A photographer friend of mine here in West Virginia has really encouraged me get out and see more of the natural beauty close to home.
Just a short while ago, we went out to shoot at Valley Falls State Park, West Virginia. It was only an hour’s drive away but I had never been there before. I’ve lived here in West Virginia for over a decade, but with work and all the travel for the ACTION and CAPTURE workshops, I’ve hardly been around to get to know my own state! What a great place to take pictures. We had a blast!
We arrived in the late afternoon and spent a few hours shooting the multiple waterfalls on the Tygart Valley River there until sunset.
It’s a great place for photography. Because of the extreme contrast between areas of shadow and sunlight, the general concept behind the camera control of “Exposure Compensation” came in real handy while shooting that evening.
Exposure compensation is a camera setting that allows you to incrementally adjust the exposure to be brighter or darker than the default meter reading. The default meter reading is almost always wrong when you go to shoot high contrast situations.
Ever had one of your pictures turn out too bright or too dark? Exposure compensation will help to fix that.
Even for a simple scene, like the one below, the camera meter will most likely create an exposure that would make the picture appear too bright. I’m always overriding the camera’s meter, and exposure compensation is one control that allows you to do that quickly and easily.
Exposure Compensation can also assisted in shooting blended high dynamic range exposures, like this crown jewel of the evening:
Do you know where exposure compensation is on your camera? It’s definitely on DSLR cameras, is probably on your point and shoot camera, and there’s a good possibility that it’s on your phone or tablet!
If you have it, do you know how to utilize it? I can’t explain it all here, but you can learn all about it the course I’m writing on basic photography. Here’s a snippet from the lesson on exposure compensation:
Lesson 2.6: How to Utilize Exposure Compensation

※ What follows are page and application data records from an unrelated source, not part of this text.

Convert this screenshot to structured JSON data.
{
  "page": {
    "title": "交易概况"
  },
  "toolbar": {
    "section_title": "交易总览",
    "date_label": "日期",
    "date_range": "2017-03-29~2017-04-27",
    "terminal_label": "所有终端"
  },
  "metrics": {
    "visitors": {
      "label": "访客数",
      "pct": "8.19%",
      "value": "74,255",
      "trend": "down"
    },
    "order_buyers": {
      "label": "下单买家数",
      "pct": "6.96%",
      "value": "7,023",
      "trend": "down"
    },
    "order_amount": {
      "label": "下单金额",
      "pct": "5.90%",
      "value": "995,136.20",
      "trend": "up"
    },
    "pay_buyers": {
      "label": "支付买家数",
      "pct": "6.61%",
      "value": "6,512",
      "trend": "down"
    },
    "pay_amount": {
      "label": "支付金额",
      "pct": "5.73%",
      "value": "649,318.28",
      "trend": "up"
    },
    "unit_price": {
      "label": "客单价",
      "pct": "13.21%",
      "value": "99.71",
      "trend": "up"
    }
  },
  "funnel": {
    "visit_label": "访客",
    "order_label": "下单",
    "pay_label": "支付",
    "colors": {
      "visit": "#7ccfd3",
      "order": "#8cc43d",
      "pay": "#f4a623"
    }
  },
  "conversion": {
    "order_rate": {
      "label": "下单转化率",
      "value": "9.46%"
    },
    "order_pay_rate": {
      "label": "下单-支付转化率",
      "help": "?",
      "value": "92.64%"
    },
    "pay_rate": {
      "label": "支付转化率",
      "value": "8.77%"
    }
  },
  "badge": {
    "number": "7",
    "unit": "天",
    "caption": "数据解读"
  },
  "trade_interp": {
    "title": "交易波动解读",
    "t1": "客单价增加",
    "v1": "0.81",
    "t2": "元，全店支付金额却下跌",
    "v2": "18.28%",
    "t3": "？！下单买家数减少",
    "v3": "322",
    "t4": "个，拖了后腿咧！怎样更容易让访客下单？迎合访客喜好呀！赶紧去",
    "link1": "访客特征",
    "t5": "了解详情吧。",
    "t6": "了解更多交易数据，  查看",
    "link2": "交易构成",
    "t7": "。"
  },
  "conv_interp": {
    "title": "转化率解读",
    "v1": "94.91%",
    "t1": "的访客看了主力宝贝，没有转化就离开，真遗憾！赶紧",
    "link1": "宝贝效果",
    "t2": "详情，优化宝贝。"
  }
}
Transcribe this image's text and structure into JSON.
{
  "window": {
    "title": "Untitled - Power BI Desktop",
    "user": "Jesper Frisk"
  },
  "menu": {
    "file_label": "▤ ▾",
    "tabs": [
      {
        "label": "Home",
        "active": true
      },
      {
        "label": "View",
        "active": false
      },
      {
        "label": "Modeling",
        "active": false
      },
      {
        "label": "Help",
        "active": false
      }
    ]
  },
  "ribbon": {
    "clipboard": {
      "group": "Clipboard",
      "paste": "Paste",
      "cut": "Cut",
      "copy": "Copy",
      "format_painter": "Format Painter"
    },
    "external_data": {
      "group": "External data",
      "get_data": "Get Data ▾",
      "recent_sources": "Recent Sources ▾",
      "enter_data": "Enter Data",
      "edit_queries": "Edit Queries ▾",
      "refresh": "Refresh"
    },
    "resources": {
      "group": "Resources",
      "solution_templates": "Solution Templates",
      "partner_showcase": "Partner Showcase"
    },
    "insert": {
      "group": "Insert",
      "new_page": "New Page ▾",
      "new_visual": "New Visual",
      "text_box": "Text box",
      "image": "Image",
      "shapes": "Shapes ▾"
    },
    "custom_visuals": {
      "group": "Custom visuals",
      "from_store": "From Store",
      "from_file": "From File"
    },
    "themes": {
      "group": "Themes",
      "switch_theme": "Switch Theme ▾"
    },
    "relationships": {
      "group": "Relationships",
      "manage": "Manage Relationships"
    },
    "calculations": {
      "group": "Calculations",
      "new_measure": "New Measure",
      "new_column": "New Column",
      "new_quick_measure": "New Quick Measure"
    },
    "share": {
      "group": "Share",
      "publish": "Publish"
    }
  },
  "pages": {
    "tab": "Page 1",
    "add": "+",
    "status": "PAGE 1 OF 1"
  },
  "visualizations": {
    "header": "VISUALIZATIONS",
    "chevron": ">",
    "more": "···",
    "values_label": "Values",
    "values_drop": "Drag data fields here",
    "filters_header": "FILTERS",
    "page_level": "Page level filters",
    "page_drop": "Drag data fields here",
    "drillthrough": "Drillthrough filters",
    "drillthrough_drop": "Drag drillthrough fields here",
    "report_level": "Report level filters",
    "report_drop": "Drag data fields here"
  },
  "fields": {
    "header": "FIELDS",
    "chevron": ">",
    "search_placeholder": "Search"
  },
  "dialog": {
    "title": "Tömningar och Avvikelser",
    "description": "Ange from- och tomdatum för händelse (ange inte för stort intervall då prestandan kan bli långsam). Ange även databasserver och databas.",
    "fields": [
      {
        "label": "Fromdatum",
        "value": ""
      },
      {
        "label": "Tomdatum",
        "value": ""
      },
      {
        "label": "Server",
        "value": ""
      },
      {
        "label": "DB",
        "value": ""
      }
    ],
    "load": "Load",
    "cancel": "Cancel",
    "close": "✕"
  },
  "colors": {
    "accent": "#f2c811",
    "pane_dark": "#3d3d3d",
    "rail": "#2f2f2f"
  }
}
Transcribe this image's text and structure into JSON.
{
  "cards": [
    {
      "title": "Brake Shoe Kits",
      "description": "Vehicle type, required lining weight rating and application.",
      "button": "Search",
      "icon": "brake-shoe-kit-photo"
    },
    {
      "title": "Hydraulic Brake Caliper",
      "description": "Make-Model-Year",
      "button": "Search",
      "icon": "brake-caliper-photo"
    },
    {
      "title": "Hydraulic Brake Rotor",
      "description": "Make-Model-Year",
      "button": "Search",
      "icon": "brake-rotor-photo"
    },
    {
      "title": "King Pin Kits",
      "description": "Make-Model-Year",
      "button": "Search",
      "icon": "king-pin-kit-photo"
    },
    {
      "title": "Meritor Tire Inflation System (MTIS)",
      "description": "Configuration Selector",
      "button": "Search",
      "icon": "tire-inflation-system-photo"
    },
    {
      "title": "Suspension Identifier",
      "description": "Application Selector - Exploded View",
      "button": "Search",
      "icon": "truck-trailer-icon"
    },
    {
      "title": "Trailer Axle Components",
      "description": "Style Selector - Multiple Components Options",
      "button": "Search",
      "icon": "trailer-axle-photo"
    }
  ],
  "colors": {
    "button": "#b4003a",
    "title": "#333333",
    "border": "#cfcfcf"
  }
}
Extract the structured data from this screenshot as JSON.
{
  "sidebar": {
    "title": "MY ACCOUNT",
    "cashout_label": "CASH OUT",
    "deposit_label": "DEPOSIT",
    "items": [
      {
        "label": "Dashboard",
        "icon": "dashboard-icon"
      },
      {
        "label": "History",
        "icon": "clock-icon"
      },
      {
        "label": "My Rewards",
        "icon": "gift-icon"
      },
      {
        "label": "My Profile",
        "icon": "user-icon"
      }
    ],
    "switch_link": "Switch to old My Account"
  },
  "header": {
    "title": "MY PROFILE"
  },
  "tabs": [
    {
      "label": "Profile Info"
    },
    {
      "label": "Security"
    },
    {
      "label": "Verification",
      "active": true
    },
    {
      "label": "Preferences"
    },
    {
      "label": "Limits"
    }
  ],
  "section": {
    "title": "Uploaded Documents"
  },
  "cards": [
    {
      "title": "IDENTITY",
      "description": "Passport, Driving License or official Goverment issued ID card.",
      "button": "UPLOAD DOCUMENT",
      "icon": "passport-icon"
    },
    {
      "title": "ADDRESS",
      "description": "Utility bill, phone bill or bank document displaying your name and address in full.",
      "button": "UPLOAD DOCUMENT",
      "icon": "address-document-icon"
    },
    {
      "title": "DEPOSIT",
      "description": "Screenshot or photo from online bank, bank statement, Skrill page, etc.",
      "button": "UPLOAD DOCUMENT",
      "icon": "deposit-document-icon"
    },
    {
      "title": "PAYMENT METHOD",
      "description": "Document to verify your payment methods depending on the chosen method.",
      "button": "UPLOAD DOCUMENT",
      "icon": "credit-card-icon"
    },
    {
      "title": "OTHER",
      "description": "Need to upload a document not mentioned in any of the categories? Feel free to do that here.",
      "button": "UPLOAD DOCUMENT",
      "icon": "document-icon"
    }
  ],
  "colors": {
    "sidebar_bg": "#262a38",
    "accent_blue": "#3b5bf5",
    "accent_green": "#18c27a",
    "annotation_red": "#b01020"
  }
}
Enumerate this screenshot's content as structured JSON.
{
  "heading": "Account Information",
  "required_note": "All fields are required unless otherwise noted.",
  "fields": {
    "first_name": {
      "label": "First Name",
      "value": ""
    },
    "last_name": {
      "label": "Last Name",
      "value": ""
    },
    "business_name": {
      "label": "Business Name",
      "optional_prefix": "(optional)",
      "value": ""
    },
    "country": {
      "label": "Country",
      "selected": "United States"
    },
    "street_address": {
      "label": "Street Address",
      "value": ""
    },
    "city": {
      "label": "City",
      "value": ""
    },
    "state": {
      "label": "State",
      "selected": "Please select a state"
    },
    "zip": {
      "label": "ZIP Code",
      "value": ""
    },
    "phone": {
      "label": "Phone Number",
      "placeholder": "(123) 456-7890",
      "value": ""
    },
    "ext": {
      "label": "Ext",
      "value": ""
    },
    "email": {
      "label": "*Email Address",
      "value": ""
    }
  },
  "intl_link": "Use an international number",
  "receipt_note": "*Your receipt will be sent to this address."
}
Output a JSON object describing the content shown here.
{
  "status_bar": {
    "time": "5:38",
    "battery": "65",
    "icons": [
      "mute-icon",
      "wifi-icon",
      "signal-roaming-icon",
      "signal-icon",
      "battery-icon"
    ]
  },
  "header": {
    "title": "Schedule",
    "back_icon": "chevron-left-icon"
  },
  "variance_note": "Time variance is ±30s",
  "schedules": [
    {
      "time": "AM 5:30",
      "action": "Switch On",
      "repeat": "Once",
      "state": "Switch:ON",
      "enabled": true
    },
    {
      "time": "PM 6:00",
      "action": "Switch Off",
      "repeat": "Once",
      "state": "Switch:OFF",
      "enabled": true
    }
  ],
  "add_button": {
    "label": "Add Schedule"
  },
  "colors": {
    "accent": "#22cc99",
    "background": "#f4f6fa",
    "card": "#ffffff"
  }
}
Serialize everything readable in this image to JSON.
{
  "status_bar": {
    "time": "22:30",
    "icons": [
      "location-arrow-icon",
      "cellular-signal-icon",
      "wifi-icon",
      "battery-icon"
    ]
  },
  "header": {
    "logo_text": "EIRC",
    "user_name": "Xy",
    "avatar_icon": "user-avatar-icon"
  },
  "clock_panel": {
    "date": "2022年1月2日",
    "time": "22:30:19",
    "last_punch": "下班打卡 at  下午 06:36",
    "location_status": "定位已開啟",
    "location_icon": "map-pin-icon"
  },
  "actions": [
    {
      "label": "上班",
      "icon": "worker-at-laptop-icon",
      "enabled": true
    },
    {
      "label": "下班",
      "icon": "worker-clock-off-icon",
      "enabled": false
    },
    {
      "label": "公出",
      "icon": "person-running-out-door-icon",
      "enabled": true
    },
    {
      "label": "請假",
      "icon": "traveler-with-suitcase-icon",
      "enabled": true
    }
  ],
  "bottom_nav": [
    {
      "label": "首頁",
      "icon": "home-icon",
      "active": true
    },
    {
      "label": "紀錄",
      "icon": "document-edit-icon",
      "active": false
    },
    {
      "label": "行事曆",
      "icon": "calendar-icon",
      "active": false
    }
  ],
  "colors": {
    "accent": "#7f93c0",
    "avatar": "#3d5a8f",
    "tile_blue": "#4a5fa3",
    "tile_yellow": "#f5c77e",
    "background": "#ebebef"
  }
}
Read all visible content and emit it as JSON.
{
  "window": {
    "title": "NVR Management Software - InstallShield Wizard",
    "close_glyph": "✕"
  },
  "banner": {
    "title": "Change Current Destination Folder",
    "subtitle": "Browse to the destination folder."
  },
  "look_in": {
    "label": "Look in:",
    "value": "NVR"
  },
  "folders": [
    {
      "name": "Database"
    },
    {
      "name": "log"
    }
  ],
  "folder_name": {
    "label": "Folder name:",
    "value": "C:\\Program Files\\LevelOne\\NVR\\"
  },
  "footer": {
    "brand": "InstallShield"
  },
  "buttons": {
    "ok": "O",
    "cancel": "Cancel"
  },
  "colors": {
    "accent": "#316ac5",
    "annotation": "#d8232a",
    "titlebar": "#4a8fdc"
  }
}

If you’re not a PRO Member, view this lesson along with the entire Basic Course for half price ($9/month instead of $18/month) and a 10-day free trial when you use the following link: